Website and app data records
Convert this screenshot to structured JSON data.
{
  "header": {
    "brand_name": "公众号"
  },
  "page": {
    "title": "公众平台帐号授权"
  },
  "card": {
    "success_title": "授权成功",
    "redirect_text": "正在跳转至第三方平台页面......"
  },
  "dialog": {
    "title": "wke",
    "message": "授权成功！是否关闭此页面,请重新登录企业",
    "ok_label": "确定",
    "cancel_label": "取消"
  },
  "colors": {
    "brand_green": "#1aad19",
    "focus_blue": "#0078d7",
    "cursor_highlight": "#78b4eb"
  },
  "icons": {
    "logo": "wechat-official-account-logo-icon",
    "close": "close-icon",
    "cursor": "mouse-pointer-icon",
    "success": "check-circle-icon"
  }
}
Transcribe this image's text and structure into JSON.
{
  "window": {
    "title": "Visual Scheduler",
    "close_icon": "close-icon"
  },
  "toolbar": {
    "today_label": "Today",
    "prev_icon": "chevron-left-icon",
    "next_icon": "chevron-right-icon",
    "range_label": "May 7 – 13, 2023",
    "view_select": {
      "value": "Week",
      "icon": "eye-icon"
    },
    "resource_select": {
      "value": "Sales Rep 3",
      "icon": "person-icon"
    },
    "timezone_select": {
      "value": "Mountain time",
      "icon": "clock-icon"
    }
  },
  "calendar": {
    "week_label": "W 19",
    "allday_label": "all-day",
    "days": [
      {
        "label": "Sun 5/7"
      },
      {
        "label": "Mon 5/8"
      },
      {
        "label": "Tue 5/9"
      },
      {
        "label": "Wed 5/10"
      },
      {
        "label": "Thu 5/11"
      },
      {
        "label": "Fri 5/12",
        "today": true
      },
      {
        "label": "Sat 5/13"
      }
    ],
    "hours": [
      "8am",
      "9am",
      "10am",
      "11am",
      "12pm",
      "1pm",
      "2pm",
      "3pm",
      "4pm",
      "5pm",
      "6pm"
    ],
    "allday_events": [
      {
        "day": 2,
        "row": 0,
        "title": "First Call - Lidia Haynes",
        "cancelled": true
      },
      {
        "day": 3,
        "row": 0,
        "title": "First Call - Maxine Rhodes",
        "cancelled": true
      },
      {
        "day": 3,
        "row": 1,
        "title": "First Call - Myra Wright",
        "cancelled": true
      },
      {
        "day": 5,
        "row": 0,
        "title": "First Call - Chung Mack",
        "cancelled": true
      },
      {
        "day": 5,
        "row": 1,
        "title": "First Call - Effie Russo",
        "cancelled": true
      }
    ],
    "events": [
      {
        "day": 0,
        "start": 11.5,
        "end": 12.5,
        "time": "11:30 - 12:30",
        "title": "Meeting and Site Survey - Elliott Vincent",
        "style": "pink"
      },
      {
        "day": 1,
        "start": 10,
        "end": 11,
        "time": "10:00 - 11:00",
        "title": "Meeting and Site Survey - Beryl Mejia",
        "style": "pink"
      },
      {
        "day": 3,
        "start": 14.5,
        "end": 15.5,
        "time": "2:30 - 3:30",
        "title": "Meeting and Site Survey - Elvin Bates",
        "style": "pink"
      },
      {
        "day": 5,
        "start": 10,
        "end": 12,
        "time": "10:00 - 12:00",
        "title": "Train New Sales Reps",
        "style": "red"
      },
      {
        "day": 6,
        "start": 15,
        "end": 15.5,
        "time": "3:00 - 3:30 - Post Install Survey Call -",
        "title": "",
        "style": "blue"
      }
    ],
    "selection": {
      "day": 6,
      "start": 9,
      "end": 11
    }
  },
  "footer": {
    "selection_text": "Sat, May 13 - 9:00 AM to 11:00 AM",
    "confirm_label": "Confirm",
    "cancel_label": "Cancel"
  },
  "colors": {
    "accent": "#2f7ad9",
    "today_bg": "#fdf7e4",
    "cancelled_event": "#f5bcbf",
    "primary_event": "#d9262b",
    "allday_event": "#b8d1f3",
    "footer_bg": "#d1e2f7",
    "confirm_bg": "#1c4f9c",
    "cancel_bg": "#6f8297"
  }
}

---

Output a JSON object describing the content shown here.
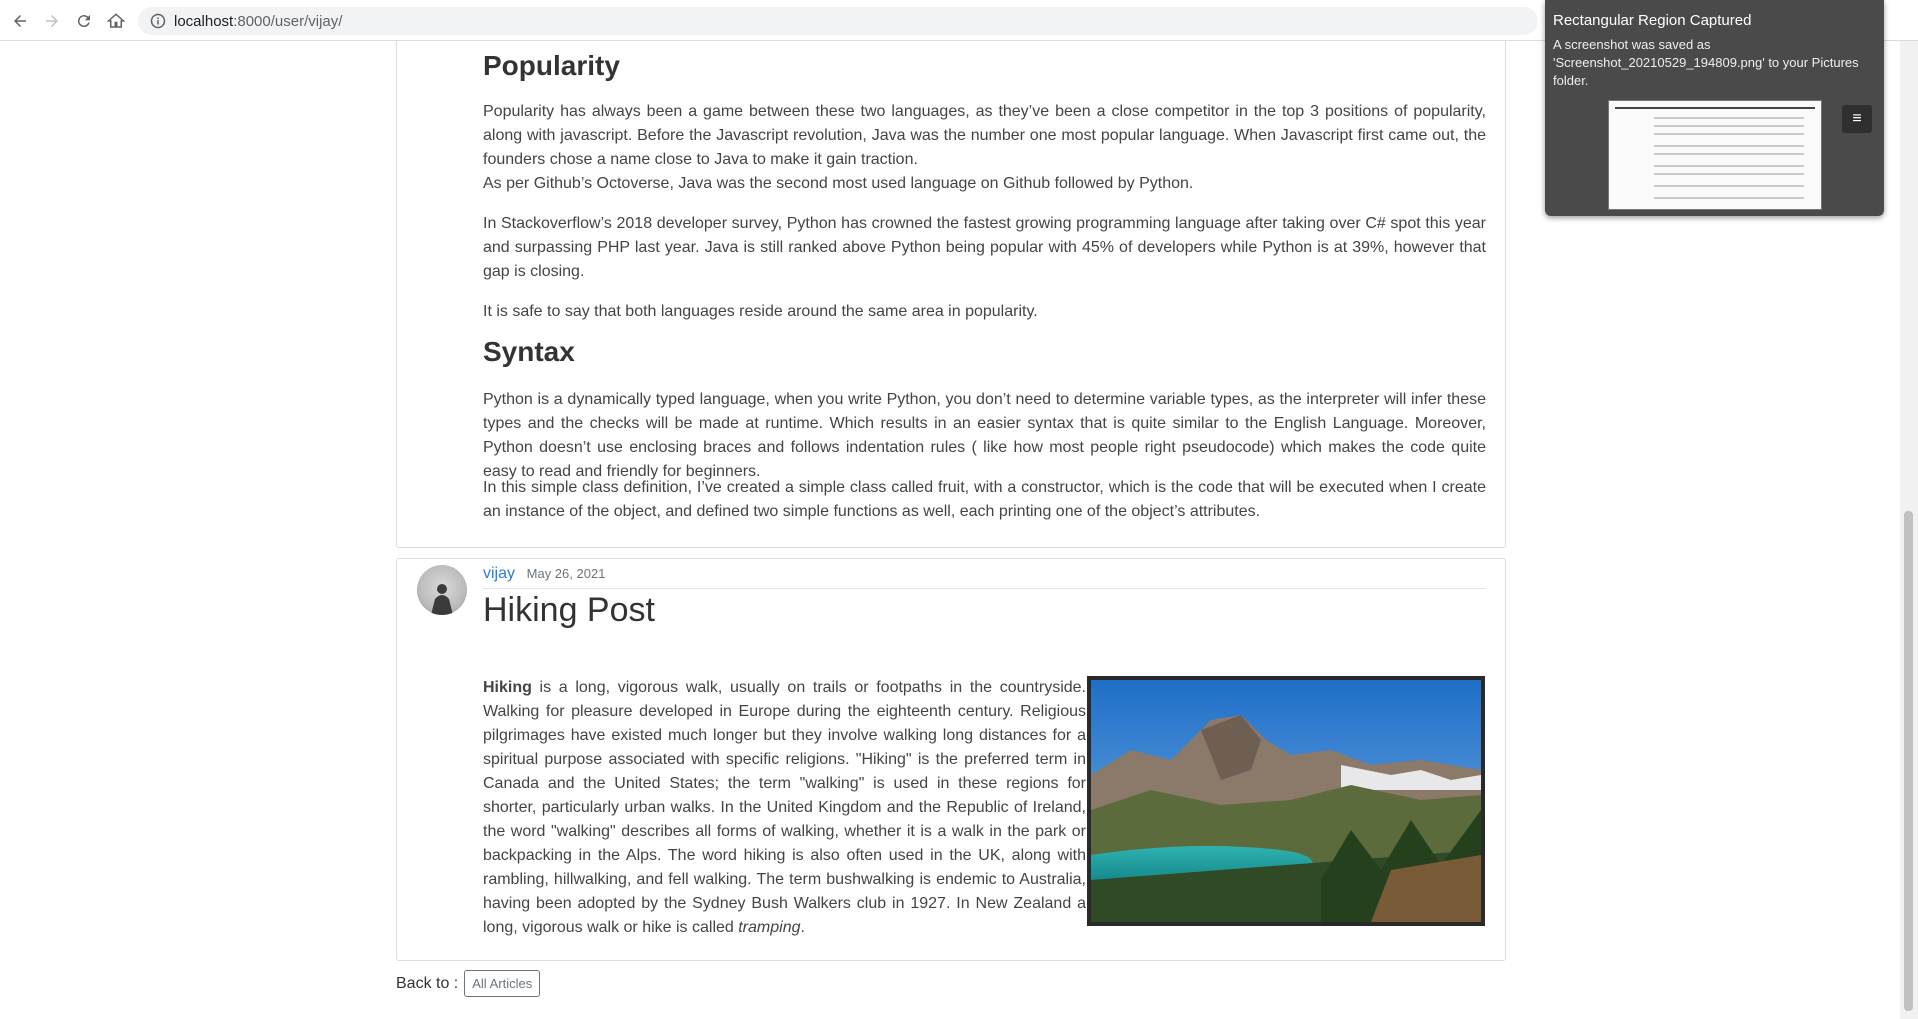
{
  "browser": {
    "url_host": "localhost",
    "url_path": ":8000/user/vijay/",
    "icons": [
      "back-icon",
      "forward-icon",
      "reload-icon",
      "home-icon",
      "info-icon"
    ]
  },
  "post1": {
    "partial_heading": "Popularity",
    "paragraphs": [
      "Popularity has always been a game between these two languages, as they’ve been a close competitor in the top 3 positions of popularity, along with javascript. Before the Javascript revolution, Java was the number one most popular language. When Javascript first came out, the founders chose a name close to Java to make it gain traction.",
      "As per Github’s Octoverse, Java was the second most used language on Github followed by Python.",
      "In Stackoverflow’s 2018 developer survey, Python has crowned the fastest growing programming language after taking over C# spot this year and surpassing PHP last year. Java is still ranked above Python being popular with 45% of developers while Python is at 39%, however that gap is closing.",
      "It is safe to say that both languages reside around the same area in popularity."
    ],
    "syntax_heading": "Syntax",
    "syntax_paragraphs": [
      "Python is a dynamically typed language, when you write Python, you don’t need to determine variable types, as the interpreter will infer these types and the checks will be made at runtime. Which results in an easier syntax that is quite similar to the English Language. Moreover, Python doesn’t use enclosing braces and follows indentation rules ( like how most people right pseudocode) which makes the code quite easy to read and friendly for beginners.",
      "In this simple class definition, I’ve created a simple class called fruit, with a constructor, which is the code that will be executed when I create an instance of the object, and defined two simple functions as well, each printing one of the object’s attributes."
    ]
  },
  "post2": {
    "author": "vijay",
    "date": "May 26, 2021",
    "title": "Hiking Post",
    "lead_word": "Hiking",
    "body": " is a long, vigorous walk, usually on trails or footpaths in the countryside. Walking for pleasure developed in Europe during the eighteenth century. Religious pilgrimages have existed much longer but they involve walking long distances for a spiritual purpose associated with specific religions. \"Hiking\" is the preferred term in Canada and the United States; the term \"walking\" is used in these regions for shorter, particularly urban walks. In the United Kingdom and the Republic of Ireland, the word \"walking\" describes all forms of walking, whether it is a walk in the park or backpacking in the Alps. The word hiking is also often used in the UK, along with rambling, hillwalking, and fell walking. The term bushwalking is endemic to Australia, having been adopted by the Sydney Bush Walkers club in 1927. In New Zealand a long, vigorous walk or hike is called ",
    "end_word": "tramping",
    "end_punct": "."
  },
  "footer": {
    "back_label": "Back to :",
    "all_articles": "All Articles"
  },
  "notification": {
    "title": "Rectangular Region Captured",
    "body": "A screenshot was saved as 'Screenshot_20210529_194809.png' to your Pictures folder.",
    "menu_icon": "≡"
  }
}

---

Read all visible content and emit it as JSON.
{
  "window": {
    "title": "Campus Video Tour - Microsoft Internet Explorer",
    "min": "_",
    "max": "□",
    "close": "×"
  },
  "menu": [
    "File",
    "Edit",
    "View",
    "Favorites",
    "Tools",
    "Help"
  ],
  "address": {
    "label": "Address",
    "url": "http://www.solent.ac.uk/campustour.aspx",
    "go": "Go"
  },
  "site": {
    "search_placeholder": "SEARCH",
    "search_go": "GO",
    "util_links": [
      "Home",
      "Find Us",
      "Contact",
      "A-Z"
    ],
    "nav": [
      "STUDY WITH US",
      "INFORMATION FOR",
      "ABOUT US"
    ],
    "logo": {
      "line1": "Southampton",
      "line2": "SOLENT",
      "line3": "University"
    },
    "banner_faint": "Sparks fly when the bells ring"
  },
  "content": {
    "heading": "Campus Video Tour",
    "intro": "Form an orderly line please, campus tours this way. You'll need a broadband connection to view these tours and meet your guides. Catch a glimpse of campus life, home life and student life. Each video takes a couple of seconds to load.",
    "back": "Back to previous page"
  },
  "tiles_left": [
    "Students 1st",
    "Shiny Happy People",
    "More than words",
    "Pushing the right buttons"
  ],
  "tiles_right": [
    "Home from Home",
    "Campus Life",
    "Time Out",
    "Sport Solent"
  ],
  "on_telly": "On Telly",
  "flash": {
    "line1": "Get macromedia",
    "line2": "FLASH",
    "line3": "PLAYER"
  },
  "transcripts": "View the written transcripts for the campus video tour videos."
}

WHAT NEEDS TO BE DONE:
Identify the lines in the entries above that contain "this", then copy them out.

REPLY:
Convert this screenshot to structured JSON data.
Transcribe this image's text and structure into JSON.
      "In Stackoverflow’s 2018 developer survey, Python has crowned the fastest growing programming language after taking over C# spot this year and surpassing PHP last year. Java is still ranked above Python being popular with 45% of developers while Python is at 39%, however that gap is closing.",
      "In this simple class definition, I’ve created a simple class called fruit, with a constructor, which is the code that will be executed when I create an instance of the object, and defined two simple functions as well, each printing one of the object’s attributes."
    "intro": "Form an orderly line please, campus tours this way. You'll need a broadband connection to view these tours and meet your guides. Catch a glimpse of campus life, home life and student life. Each video takes a couple of seconds to load.",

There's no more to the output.